PH-Australia troops simulate territory-retaking scenario near West Philippine Sea
ZAMBALES, Philippines — A territory-retaking scenario conducted by troops from the Philippines and Australia took place Friday in a naval base here facing the West Philippine Sea.
This activity in Naval Station Leovigildo Gantioqui located at San Antonio town marked the second and final phase of amphibious action after the air assault exercise in Palawan earlier this week as part of the first-ever amphibious bilateral drills between the two countries dubbed as “Alon” exercise.
Lt. Gen. Greg Bilton, Australian Defense Force commander of joint operations, said this exercise enhanced the interoperability between two countries.
“It’s hard to do when it’s just one country alone,” Bilton told reporters after the exercise, “but when it’s two or more countries, it becomes more complex.”
“We have slightly different methods of operating,” the official noted. “In this particular exercise what you have seen in this operation is a very significant cooperation between the Philippine armed forces and those of the Australian Defense Force.”
According to the scenario, a fictional country landed its mock forces in the vicinity of Palawan and Zambales.
The invasion of the fictional rogue state prompted the Philippines to seek assistance from the Australian government.
After a “successful mission” in Palawan, troops from the ADF and the Armed Forces of the Philippines (AFP) conducted a combined amphibious assault with the assistance of United States Marine Corps (USMC), which eventually repelled the “occupiers” in Zambales during the exercise.
During the drills, Australian ships HMAS Canberra and Anzac and BRP Davao Del Sur were used, with close air support from Royal Australian Air Force’s F-35A Lightning II aircraft and airlift support by USMC’s aircraft Bell Boeing V-22 Osprey.
Also utilized in the war games were the Australian Army M1A1 Abrams tank and two Philippine Marine Corps Amphibious Assault Vehicles.

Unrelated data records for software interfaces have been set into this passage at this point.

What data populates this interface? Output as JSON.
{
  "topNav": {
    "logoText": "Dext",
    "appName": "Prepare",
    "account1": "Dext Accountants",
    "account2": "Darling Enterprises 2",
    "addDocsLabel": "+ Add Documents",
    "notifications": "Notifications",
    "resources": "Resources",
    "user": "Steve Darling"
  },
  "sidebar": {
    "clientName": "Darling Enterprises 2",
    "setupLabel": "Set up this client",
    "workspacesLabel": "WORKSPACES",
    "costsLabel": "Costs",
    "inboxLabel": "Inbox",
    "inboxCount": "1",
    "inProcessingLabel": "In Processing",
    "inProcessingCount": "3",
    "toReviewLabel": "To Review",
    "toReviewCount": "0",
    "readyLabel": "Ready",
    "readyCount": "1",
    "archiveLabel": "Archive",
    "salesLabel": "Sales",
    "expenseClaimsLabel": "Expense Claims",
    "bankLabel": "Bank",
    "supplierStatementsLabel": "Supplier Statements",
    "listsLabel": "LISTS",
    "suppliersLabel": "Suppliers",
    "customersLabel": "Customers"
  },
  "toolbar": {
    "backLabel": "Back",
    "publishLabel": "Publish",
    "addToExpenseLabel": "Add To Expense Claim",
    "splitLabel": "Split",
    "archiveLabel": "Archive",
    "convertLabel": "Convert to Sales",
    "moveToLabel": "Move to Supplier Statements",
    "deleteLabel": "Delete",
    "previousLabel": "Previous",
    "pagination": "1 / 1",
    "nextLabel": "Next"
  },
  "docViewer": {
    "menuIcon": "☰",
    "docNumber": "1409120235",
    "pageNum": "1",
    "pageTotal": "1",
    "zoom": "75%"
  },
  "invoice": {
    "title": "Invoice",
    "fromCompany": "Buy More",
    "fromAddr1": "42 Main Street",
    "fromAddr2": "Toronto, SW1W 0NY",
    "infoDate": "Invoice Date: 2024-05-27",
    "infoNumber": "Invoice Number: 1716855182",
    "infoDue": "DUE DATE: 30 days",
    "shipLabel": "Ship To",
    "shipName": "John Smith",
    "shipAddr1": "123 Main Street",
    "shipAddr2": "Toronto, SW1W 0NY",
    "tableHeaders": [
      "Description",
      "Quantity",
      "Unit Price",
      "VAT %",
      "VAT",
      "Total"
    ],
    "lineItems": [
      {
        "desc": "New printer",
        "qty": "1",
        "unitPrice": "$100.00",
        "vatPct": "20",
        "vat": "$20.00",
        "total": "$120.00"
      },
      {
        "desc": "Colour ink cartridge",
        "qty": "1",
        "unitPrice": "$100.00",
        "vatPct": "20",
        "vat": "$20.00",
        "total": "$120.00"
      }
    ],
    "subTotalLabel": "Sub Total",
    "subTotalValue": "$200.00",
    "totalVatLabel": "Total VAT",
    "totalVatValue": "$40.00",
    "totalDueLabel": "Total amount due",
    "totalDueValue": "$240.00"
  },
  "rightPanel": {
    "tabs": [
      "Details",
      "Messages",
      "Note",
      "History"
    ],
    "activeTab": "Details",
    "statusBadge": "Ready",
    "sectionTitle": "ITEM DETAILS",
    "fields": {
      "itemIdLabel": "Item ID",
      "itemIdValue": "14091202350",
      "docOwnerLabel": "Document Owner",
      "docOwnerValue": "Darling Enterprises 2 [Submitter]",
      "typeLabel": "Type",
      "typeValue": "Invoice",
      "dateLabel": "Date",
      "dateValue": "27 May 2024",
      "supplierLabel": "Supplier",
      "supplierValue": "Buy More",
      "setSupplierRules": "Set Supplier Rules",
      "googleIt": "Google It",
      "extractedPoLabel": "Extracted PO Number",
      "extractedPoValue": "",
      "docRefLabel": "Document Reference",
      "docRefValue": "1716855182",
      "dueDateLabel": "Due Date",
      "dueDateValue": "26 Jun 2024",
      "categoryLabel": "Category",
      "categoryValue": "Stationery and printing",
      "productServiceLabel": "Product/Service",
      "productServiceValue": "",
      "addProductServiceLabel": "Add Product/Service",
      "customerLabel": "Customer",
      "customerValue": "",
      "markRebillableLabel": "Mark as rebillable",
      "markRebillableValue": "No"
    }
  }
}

Exercise participants included 560 from the AFP, and 1,200 from the ADF with support from the 120 USMC.
Marcos graces event
President Ferdinand “Bongbong” Marcos Jr. witnessed the activity as he highlighted the importance of such an exercise in a “volatile” region.
“There have been so many events that attest to the volatility of the region,” Marcos said in a chance interview after the event. “This kind of close strategic cooperation between countries around the region is extremely important.”
“I think it is an important aspect of how we prepare for any eventualities,” he added.
The defense chiefs of Australia and the Philippines said this exercise is a prerogative of both countries who share national security interests in the Indo-Pacific region.
“I really don’t know what impression it gives, I am not prepared to answer it,” Defense Secretary Gilberto Teodoro Jr. said in a press conference when asked what kind of impression does the exercise give in view of the country’s territorial dispute with China in the WPS.
“But what we know is we share interests, our national security interests converge,” Teodoro added.
“Nonetheless, besides the impression, it is the national strategic imperative of having shared national security interests that will prevail insofar as I am concerned.”
Answering the same question, Australia’s Deputy Prime Minister and Defense Minister Richard Marles said: “I think what people should take from Exercise Alon and Indo-Pacific Endeavor ’23 is that we are very ambitious about working more closely together … about seeing our defense forces become closer, and that’s what we are trying to achieve through these exercises.”